BEGIN

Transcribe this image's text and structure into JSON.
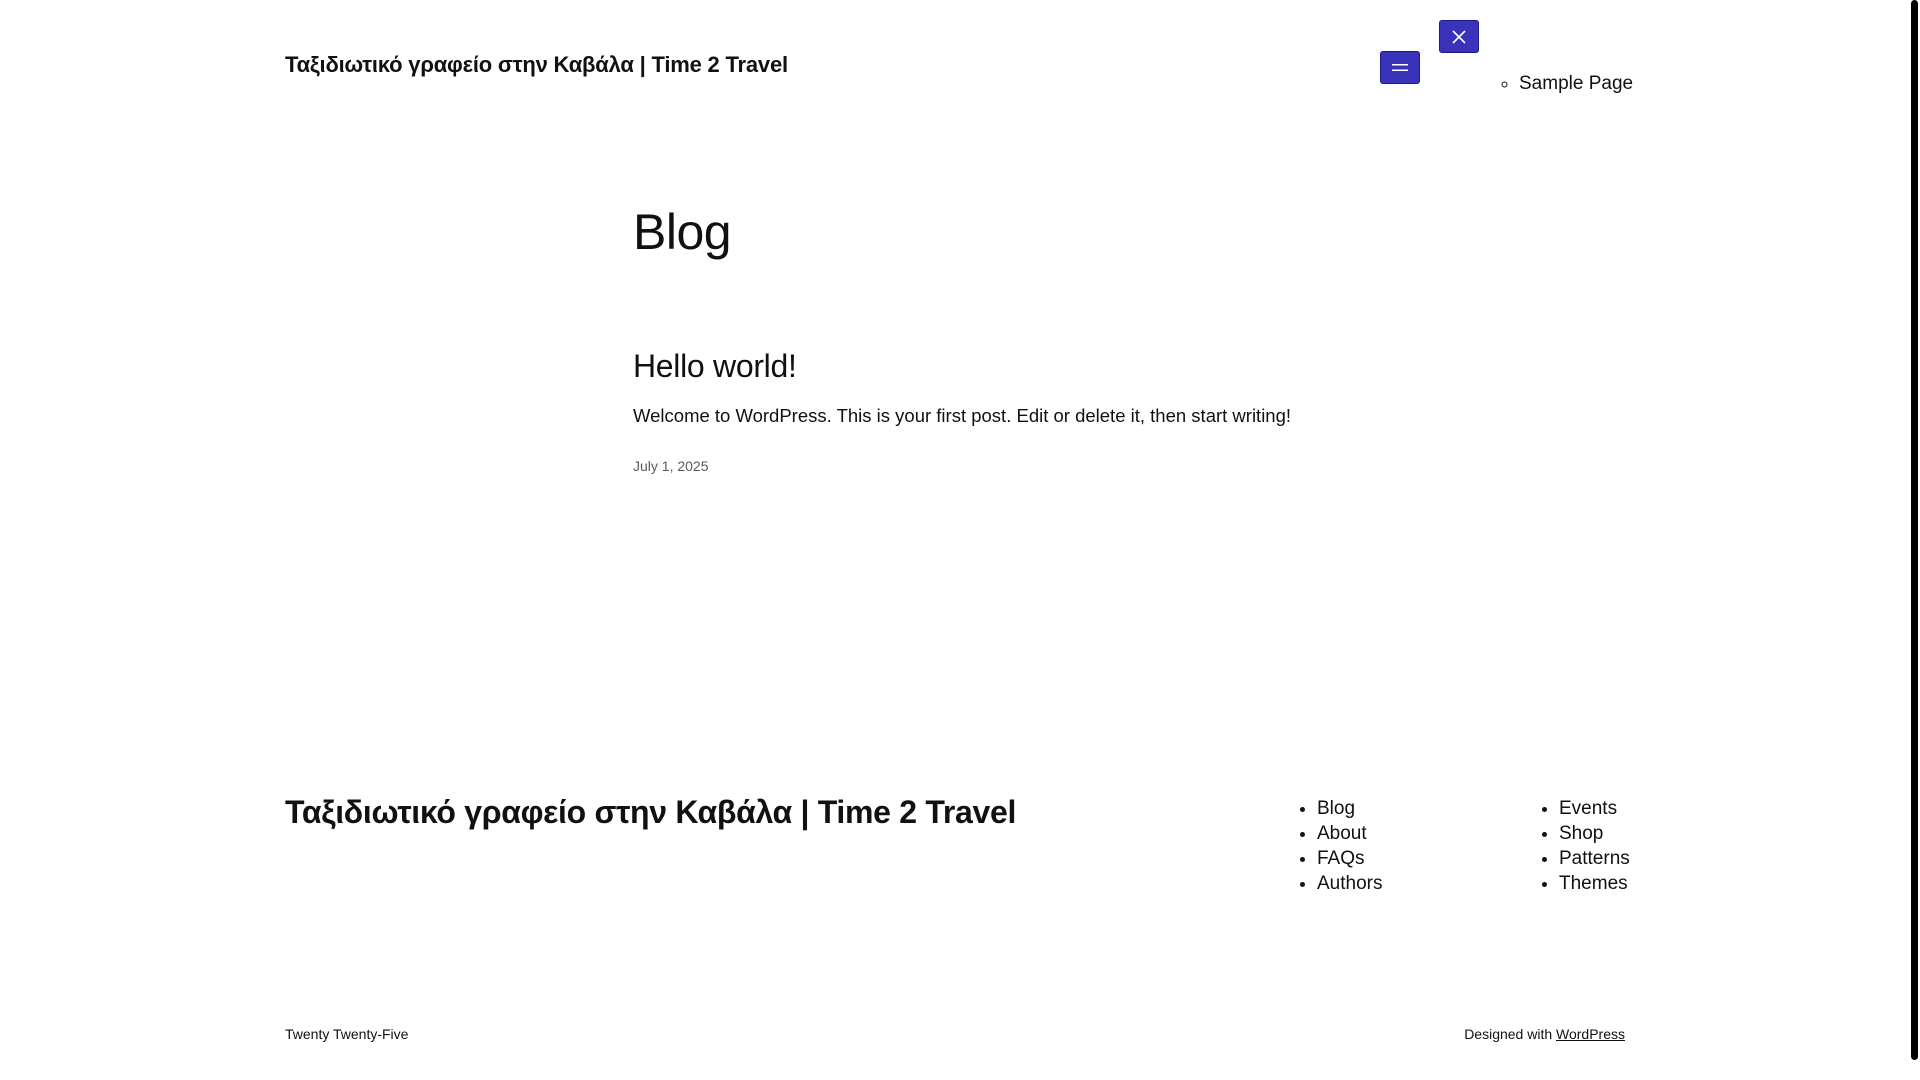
{
  "header": {
    "site_title": "Ταξιδιωτικό γραφείο στην Καβάλα | Time 2 Travel",
    "open_menu_icon": "hamburger-icon",
    "close_menu_icon": "close-icon",
    "nav_items": [
      {
        "label": "Sample Page"
      }
    ]
  },
  "main": {
    "heading": "Blog",
    "posts": [
      {
        "title": "Hello world!",
        "excerpt": "Welcome to WordPress. This is your first post. Edit or delete it, then start writing!",
        "date": "July 1, 2025"
      }
    ]
  },
  "footer": {
    "site_title": "Ταξιδιωτικό γραφείο στην Καβάλα | Time 2 Travel",
    "nav_col_1": [
      {
        "label": "Blog"
      },
      {
        "label": "About"
      },
      {
        "label": "FAQs"
      },
      {
        "label": "Authors"
      }
    ],
    "nav_col_2": [
      {
        "label": "Events"
      },
      {
        "label": "Shop"
      },
      {
        "label": "Patterns"
      },
      {
        "label": "Themes"
      }
    ],
    "theme_credit": "Twenty Twenty-Five",
    "designed_with_prefix": "Designed with",
    "designed_with_link": "WordPress"
  },
  "colors": {
    "accent_button": "#3a32b8",
    "text": "#111111",
    "date_text": "#5a5a5a"
  }
}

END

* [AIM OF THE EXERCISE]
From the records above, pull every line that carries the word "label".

* [WRITTEN REPLY]
        "label": "Sample Page"
        "label": "Blog"
        "label": "About"
        "label": "FAQs"
        "label": "Authors"
        "label": "Events"
        "label": "Shop"
        "label": "Patterns"
        "label": "Themes"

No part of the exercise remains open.